Most gardeners dream of growing the tastiest veg, or cultivating the most fragrant blooms, but sometimes, the reality of growing your own bears little resemblance to the airbrushed images presented in glossy gardening magazines. It can be hard, frustrating, even upsetting, with more failures than successes. So, when growing your own gets the better of you, remember, August is the natural shift into a more relaxed time of year. This is when we take the foot off the accelerator, step back a little, and give ourselves a pat on the back, whatever the state of things.
Late summer is when I come to accept the garden for what it is. It’s not going to look any better than it currently does, and for the most part, I’m happy with it. Hedgerows are beginning to look overgrown, fruit trees are weighed-down with ripening fruit, and flowers have crossed their borders to slowly creep across scorched lawns, but August has a laid-back feeling, and it’s something this frantic gardener is slowly coming to terms with. So what if I forgot to tie-in the odd raspberry cane, and I haven’t deadheaded the faded dahlia flowers, and I’ve yet to turn over the compost bay? The bees are still buzzing and the birds are still visiting, so I must be doing something right.
If I’m honest, I’m a little relieved this mellow month has arrived. As a professional gardener I’ve never been so busy. I’m very grateful for it, but spending days in other peoples’ gardens means that I’ve been chasing my tail to keep up with the chores in my own garden. The last few months have been a frantic sprint to get everything done; if gardening ever becomes an Olympic sport, I’ll be there, representing my country!
As I think back, I realise it’s only been three years since I was working in central London as a television producer. In August 2018, the offer had just been accepted on our new house in the country, and our journey to lead The Good Life in rural Suffolk had begun. Now, here we are in summer 2021, and my life couldn’t be more different. Most of my gardening work is long-term contracts on large estates, giving me the opportunity to really leave my mark on them. I love bringing new ideas and implementing seasonal projects, and I recognise the privilege of leaving my ‘green’ fingerprints on these wonderful gardens.
At home, summer harvests are in full swing, but with one eye on autumn, planting winter veg has moved up the jobs list, although I find growing winter veg a much more relaxed affair.

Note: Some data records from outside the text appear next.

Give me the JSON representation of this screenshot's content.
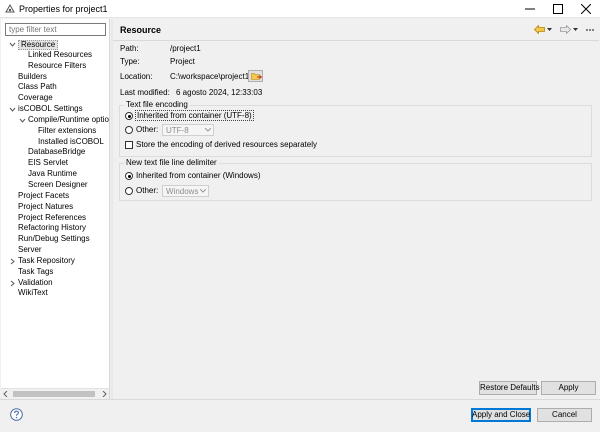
{
  "window": {
    "title": "Properties for project1"
  },
  "filter": {
    "placeholder": "type filter text"
  },
  "tree": {
    "items": [
      {
        "label": "Resource",
        "toggle": "expanded",
        "selected": true
      },
      {
        "label": "Linked Resources"
      },
      {
        "label": "Resource Filters"
      },
      {
        "label": "Builders"
      },
      {
        "label": "Class Path"
      },
      {
        "label": "Coverage"
      },
      {
        "label": "isCOBOL Settings",
        "toggle": "expanded"
      },
      {
        "label": "Compile/Runtime option",
        "toggle": "expanded"
      },
      {
        "label": "Filter extensions"
      },
      {
        "label": "Installed isCOBOL"
      },
      {
        "label": "DatabaseBridge"
      },
      {
        "label": "EIS Servlet"
      },
      {
        "label": "Java Runtime"
      },
      {
        "label": "Screen Designer"
      },
      {
        "label": "Project Facets"
      },
      {
        "label": "Project Natures"
      },
      {
        "label": "Project References"
      },
      {
        "label": "Refactoring History"
      },
      {
        "label": "Run/Debug Settings"
      },
      {
        "label": "Server"
      },
      {
        "label": "Task Repository",
        "toggle": "collapsed"
      },
      {
        "label": "Task Tags"
      },
      {
        "label": "Validation",
        "toggle": "collapsed"
      },
      {
        "label": "WikiText"
      }
    ]
  },
  "page": {
    "title": "Resource",
    "path_label": "Path:",
    "path_value": "/project1",
    "type_label": "Type:",
    "type_value": "Project",
    "location_label": "Location:",
    "location_value": "C:\\workspace\\project1",
    "modified_label": "Last modified:",
    "modified_value": "6 agosto 2024, 12:33:03"
  },
  "encoding": {
    "title": "Text file encoding",
    "inherited_label": "Inherited from container (UTF-8)",
    "other_label": "Other:",
    "other_value": "UTF-8",
    "store_label": "Store the encoding of derived resources separately"
  },
  "delimiter": {
    "title": "New text file line delimiter",
    "inherited_label": "Inherited from container (Windows)",
    "other_label": "Other:",
    "other_value": "Windows"
  },
  "buttons": {
    "restore_defaults": "Restore Defaults",
    "apply": "Apply",
    "apply_and_close": "Apply and Close",
    "cancel": "Cancel"
  },
  "colors": {
    "default_button_border": "#0078d7",
    "selection_bg": "#e5e5e5"
  }
}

Colder temperatures mean less diseases, and I have little need to construct barriers to keep away pesky critters. I’m happy to hand the reins over to winter with the view that what will be, will be. I can’t control the harsher weather, and strangely, I take comfort in it. Jack Frost will try his best to hinder my growing veg, but he’s actually doing me a bit of a favour; the colder temperatures disrupt sleeping pests and sweeten crops such as swede and Brussels sprouts.
At the moment, the winter brassicas are all coming on well, and are growing in pots under mesh on a raised bed. At this time of year, both the cabbage white butterfly and the flea beetle are working their way across the kitchen garden, so barriers are up and eyes are peeled. Originally, these were too be grown on in the greenhouse under mesh, but the tomatoes, peppers, chillies and aubergine plants are so tall this year, the light was struggling to reach my growing seedlings.
Overall, I’m very happy with the kitchen garden. Of course, there are things I’m already thinking I’ll do differently next year. The unseasonable rainfall has sent plants reaching for the skies, but most things look healthy, if a little lost due to all the excess foliage. For now, this gardener is reaching in deep and pushing on to autumn. I’m not going to lie, I’m exhausted. I have days when I think Detective Roger Murtaugh knew what he was talking about:
But, I can’t complain and I remind myself of just how lucky I am, particularly when I think of nurses on the frontline or school teachers trying to navigate their way through these crazy times.
Gardening can be creative, productive and open doors you would never think possible. It’s also very hard work with every season presenting a new challenge. But as we move into August, I’m going to kick back a little and try to enjoy it.
Happy August, folks!